I think that what is happening right now is that we’re at a moment where it’s certainly a real problem. People have more work hours and horrific commutes because we don’t have a proper socialized transit system in most of the United States. And then of course all of the other individual responsibilities: health care, child care, whathaveyou, added on top of that.

CX: There’s a model that says that we need people on the inside and we need people on the streets — that both are necessary. Is that a good model, or should we do away with gay political insiders altogether?

SW: I guess the way I see it is that they need us a hell of a lot more than we need them.

What is decisive at every moment in American history is what happens outside the seat of power. Whether it was getting rid of slavery, which took a bloody war, or whether it was civil rights, which took sit-ins and mass protests — that [outsider action] came first, and it was later codified in legislation.

What we do as social justice activists will be decisive in terms of determining what policy is. And then it’s these insiders that later on play this game of codifying it and making the language acceptable to people.

Look at recent American history — even the policies of a rightwing administration like the Nixon administration. They are arguably to the left of what we’re seeing under the current administration. And not because Nixon was a better person, and not because the Republican Party is a better party, but because the social struggles that have been taking place since the ’60s and early ’70s have led the government to push for things like an end to the death penalty and for abortion rights and Earth Day.
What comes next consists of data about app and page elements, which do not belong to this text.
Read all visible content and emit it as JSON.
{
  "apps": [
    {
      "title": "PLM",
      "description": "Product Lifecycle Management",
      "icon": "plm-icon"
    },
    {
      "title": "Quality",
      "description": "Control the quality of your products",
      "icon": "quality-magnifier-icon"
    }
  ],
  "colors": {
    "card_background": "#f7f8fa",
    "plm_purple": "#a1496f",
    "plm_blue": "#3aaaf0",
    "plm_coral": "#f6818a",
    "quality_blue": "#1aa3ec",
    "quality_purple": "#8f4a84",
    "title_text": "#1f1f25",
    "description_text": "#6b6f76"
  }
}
All of these kinds of things were won in the early ’70s — not because we had significant leadership, but because we had mass struggle. And that, I think, is the lesson I draw from American history. You need that kind of agitation, organization, politics and struggle to solve any sort of civil rights problem.